In the records below, find every line that contains "immediately" and list it.

Data excerpts
####################
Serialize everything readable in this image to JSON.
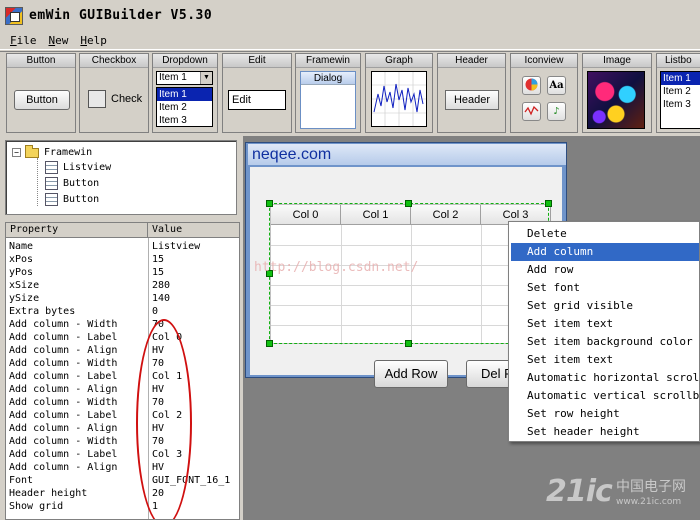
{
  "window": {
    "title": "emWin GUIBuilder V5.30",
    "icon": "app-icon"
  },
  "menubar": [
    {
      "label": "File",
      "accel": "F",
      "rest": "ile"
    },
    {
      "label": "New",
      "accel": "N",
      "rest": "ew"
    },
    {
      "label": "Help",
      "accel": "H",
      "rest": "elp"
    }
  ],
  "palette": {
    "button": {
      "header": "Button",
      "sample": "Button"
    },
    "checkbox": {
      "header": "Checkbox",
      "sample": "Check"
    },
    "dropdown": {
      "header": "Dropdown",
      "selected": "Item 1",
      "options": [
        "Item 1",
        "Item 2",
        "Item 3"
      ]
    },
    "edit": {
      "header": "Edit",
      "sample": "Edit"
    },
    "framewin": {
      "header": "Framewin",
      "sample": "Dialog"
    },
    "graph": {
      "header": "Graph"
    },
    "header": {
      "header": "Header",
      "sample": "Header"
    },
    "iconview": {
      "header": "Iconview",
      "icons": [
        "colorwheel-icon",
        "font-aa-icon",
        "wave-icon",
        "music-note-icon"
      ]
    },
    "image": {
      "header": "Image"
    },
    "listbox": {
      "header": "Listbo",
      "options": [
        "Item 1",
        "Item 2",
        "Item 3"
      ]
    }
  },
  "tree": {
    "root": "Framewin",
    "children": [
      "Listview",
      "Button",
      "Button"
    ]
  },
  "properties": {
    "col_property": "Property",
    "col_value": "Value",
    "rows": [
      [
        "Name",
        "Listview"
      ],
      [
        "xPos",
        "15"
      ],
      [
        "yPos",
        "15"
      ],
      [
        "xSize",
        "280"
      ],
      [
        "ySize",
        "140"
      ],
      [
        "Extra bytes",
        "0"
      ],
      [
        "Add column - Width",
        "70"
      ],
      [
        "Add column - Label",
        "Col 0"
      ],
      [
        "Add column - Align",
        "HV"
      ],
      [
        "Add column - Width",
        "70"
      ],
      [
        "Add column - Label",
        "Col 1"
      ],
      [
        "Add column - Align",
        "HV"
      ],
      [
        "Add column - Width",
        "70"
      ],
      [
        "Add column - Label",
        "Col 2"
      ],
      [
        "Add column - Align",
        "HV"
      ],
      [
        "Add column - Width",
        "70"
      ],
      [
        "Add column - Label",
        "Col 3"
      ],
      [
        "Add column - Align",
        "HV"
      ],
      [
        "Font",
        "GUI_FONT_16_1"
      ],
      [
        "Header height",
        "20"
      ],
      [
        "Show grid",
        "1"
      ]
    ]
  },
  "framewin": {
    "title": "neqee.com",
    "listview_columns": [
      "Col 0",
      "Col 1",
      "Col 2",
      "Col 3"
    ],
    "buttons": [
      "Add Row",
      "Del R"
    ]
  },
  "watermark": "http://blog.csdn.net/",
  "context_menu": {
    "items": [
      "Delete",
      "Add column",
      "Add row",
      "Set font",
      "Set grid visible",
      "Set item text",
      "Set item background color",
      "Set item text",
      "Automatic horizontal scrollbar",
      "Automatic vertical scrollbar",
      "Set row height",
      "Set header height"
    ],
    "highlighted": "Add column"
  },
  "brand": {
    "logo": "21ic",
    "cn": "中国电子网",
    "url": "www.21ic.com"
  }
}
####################
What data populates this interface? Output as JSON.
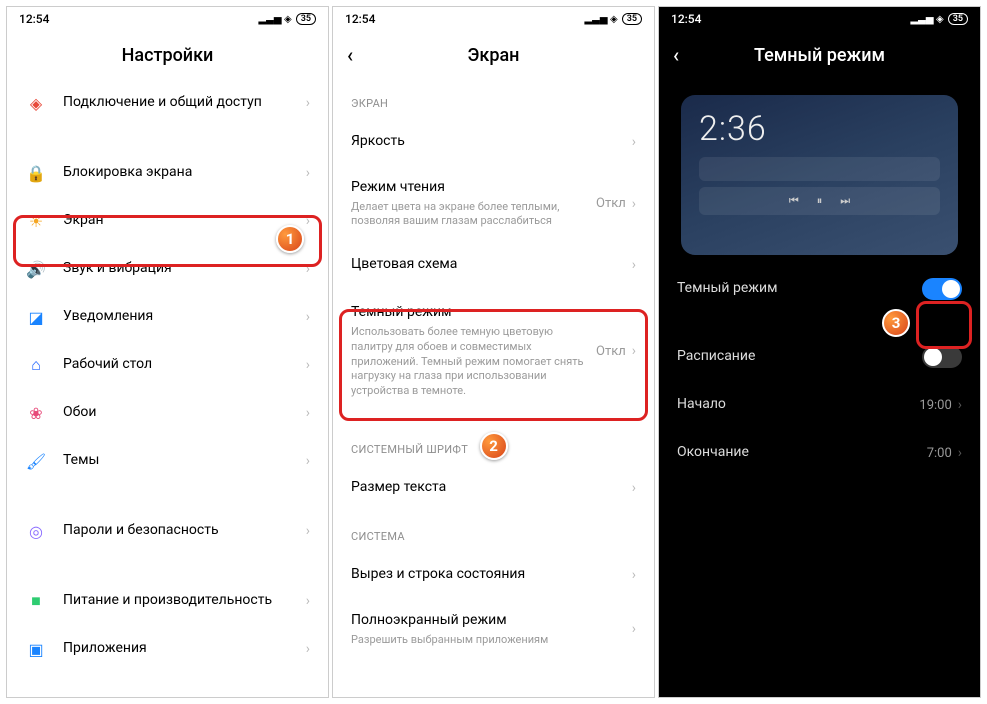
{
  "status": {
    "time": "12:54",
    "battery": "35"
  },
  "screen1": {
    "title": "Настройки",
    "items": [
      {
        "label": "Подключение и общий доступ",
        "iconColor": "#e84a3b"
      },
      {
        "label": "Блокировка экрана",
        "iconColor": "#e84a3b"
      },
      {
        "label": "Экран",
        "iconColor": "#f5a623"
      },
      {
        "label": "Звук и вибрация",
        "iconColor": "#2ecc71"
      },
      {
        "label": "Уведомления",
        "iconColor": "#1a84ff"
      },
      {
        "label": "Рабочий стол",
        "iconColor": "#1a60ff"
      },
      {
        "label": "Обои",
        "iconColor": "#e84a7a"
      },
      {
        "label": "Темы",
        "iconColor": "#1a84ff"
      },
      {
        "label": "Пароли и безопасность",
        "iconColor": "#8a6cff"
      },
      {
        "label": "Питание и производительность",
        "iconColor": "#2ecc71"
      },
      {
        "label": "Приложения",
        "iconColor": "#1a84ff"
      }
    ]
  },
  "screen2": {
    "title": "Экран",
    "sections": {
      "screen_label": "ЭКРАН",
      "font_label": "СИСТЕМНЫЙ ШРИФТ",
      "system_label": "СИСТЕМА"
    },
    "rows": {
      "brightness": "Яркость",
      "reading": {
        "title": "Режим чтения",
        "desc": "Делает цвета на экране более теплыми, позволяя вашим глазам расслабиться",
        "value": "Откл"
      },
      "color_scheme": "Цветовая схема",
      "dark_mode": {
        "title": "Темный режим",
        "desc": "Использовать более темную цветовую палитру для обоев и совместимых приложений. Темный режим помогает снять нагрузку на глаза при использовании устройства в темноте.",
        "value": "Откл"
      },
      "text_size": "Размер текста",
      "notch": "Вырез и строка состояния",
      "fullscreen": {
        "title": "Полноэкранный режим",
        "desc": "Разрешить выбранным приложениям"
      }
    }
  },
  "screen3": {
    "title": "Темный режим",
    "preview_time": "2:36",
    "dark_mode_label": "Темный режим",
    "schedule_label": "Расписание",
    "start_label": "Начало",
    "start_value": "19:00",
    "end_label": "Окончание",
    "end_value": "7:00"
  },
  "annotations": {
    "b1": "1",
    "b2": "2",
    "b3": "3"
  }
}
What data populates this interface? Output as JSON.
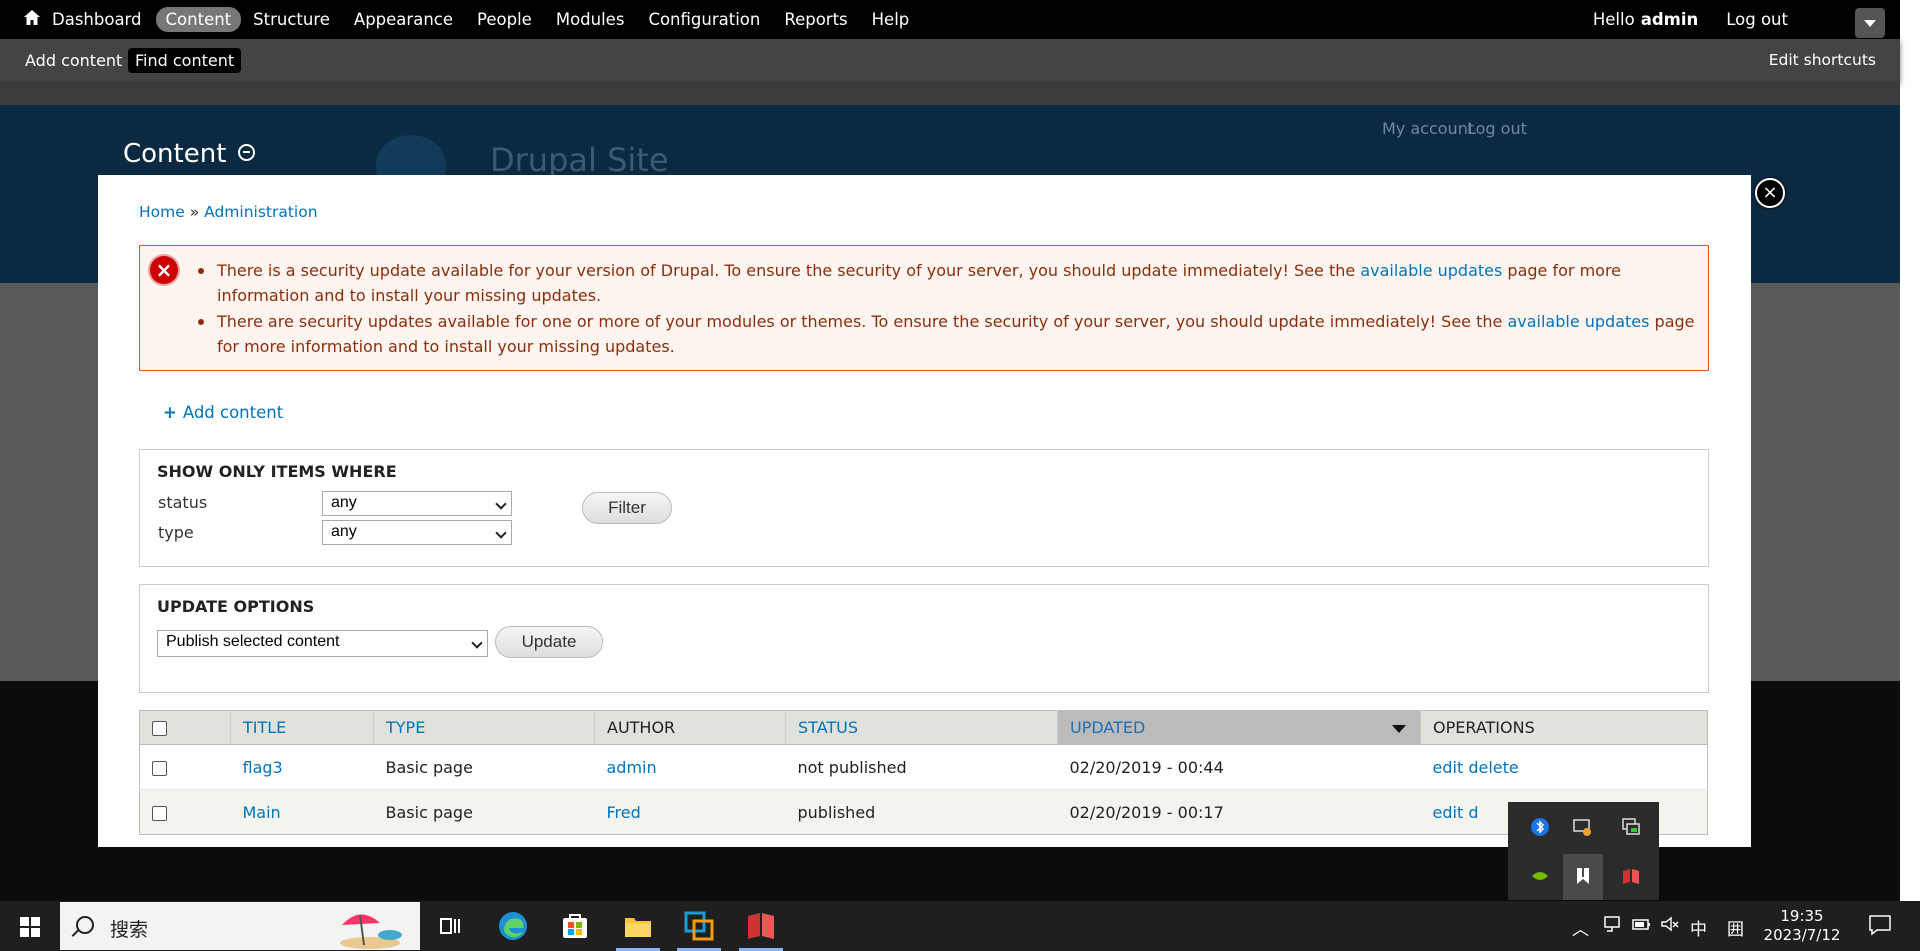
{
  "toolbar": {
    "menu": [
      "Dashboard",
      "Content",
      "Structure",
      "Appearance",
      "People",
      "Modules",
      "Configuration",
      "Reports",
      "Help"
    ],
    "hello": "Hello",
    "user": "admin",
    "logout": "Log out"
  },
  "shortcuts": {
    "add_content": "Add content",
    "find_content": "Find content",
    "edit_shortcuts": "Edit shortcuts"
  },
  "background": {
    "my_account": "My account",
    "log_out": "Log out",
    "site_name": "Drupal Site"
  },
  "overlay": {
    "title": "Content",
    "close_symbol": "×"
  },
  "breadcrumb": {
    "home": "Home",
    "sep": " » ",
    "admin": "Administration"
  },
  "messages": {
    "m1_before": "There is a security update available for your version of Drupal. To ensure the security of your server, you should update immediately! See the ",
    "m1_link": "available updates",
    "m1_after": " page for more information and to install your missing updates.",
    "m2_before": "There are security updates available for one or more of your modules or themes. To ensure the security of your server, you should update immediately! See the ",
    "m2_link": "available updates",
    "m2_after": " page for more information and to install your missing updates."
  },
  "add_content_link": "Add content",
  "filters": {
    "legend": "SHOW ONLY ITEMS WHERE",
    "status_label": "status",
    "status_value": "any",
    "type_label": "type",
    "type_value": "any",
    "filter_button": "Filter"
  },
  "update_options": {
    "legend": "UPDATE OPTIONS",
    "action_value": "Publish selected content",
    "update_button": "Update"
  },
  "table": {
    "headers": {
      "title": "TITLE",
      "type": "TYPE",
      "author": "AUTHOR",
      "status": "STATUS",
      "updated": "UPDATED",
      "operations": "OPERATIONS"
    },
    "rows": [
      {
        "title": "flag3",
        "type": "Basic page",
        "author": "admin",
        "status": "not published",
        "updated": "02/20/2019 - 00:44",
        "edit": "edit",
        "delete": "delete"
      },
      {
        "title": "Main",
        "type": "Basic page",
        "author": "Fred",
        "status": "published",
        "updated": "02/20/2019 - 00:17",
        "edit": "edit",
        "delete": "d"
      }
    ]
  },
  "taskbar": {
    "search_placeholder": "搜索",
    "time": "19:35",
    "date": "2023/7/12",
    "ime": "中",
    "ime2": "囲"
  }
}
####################
### YOUR SOLUTION
    "m1_before": "There is a security update available for your version of Drupal. To ensure the security of your server, you should update immediately! See the ",
    "m2_before": "There are security updates available for one or more of your modules or themes. To ensure the security of your server, you should update immediately! See the ",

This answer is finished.